Page 458 - That the people have a right to hold themselves, their houses, papers and possessions free from search and seizure, and, therefore, warrants without oaths or affirmations first made, affording a sufficient foundation for them, and whereby any officer or messenger may be commanded or required to search suspected places, or to seize any person or persons, his or their property not particularly described, are contrary to that right, and ought not to be granted.
Page 184 - It is obviously impracticable in the federal government of these states, to secure all rights of independent sovereignty to each, and yet provide for the interest and safety of all.
Page 328 - The friends of our country have long seen and desired that the power of making war, peace, and treaties, that of levying money and regulating commerce, and the correspondent executive and judicial authorities, should be fully and effectually vested in the General Government of the Union.
Page 698 - We join you in commending the interests of our dearest country to the protection of Almighty God, beseeching him to dispose the hearts and minds of its citizens, to improve the opportunity afforded them of becoming a happy and respectable nation.
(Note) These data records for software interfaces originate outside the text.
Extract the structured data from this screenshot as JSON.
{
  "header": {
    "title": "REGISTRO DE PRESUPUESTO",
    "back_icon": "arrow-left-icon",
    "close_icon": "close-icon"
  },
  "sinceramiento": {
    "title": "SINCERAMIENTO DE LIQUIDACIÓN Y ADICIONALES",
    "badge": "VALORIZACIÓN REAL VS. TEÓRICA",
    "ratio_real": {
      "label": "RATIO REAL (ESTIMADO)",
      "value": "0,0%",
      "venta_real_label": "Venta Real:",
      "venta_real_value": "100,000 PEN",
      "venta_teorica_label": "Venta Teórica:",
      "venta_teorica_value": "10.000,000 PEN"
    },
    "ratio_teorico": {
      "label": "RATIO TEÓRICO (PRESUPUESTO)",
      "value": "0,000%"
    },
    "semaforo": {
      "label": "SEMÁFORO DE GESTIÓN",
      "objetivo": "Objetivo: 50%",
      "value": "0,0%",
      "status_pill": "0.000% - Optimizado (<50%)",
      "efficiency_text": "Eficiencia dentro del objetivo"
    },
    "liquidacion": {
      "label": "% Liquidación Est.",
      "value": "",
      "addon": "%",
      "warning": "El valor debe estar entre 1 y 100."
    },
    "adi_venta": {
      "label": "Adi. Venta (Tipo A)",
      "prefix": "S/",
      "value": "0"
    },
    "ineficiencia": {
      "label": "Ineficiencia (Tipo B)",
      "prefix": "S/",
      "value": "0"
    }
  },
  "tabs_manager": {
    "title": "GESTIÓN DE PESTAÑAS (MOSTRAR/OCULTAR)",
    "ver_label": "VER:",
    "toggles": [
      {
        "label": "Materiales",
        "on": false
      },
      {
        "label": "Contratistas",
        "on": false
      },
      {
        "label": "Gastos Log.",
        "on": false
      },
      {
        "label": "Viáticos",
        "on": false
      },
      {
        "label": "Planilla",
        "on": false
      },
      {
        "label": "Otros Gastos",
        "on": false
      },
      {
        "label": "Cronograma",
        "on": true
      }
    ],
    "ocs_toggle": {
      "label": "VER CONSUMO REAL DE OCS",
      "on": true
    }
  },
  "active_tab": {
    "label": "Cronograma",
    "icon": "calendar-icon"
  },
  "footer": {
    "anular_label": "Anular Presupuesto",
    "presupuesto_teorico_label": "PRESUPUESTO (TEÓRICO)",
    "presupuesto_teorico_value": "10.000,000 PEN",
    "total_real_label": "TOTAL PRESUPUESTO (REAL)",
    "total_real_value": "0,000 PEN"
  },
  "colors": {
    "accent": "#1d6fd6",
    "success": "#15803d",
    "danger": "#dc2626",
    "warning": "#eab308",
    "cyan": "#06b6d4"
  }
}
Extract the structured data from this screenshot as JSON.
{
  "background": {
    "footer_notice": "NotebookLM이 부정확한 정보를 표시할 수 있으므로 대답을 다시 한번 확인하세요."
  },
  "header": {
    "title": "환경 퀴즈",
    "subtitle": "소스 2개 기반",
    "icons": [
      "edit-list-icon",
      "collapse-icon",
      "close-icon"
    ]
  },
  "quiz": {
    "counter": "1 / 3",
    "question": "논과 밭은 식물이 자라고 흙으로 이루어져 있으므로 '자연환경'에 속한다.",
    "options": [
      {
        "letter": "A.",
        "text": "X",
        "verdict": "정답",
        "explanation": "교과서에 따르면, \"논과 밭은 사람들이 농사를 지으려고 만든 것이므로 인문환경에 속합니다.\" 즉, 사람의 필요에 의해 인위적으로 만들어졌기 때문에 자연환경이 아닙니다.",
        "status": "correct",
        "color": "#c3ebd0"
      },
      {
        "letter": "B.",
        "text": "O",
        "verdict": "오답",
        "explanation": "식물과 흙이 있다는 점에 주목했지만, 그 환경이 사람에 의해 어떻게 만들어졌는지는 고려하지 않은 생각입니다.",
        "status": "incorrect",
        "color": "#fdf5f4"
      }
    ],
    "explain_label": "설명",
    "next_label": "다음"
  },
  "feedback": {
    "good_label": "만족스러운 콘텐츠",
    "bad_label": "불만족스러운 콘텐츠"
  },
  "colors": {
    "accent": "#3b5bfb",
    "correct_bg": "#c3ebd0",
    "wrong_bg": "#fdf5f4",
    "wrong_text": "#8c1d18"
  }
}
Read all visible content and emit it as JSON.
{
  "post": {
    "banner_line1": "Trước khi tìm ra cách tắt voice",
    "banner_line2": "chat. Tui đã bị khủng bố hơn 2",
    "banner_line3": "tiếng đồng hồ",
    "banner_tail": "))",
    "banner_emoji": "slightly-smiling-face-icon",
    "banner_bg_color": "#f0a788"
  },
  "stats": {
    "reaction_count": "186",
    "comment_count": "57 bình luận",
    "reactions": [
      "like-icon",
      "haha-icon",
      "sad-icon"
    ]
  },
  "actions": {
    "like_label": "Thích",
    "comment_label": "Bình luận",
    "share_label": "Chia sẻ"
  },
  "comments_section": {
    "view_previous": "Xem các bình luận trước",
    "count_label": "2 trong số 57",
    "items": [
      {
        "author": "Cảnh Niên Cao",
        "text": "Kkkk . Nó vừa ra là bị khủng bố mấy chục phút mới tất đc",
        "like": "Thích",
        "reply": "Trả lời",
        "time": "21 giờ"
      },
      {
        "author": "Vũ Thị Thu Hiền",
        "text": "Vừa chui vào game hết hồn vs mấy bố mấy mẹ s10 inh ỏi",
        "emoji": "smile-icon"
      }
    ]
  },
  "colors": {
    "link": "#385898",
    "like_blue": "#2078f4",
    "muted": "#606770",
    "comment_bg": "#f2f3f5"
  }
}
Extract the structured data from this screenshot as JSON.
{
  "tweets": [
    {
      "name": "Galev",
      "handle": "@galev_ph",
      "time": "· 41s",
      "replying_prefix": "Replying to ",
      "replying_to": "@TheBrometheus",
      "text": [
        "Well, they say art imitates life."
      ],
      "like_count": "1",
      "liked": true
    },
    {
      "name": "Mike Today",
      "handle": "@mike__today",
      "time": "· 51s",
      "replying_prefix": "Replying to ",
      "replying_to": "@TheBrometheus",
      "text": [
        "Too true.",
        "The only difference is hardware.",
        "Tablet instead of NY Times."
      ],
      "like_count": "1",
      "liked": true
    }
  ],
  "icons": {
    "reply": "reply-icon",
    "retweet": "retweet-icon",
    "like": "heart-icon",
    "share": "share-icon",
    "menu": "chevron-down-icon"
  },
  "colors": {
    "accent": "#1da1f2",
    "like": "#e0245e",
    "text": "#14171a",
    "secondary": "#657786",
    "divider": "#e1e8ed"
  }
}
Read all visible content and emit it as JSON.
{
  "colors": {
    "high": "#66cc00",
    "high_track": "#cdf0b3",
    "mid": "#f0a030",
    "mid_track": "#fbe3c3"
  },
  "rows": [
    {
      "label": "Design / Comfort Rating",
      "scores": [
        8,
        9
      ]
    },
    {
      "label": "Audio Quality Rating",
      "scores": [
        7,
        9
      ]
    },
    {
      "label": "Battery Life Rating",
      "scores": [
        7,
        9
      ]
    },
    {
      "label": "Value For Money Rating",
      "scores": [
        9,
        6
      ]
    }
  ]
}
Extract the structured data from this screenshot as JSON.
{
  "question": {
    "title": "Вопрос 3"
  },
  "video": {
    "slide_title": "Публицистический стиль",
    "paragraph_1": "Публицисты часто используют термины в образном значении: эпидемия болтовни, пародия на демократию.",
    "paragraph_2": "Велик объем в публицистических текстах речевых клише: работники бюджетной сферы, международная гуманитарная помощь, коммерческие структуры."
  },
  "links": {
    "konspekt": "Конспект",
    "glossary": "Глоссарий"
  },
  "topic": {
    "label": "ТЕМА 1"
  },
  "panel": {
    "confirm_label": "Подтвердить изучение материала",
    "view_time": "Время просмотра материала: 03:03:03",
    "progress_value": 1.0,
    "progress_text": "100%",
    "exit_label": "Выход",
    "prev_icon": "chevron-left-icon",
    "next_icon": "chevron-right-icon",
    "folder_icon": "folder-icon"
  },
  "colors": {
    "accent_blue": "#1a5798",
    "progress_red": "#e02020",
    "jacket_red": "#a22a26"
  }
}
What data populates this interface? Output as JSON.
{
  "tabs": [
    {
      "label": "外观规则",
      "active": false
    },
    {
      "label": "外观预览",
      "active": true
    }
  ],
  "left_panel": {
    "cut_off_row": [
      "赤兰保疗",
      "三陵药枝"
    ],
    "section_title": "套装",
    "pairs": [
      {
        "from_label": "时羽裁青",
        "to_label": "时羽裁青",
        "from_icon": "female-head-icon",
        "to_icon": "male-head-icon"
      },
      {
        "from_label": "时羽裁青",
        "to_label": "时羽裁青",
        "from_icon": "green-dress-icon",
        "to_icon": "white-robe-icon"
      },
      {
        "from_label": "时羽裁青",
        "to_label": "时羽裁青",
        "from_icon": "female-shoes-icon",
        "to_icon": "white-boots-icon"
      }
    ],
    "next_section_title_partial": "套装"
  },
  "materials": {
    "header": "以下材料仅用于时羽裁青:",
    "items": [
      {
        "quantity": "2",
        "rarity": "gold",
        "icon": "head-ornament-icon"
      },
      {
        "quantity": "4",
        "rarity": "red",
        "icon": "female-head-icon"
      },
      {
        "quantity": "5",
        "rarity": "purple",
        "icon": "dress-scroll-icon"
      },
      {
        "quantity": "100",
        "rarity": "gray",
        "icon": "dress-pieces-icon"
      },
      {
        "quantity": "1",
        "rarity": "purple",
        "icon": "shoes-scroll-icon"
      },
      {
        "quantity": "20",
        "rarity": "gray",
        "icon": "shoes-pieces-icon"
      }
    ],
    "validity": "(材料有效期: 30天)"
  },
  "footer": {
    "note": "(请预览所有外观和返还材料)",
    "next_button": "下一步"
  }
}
And for you, we address to him our earnest prayers, that a life so beloved, may be fostered with all his care; that your days may be happy as they have been illustrious; and that he will finally give you that reward which this world cannot give.
Page 472 - when the legislative and executive powers are united in the same person, or in the same body of magistrates, there can be no liberty, because apprehensions may arise, lest the same monarch or senate should enact tyrannical laws, to execute them in a tyrannical manner.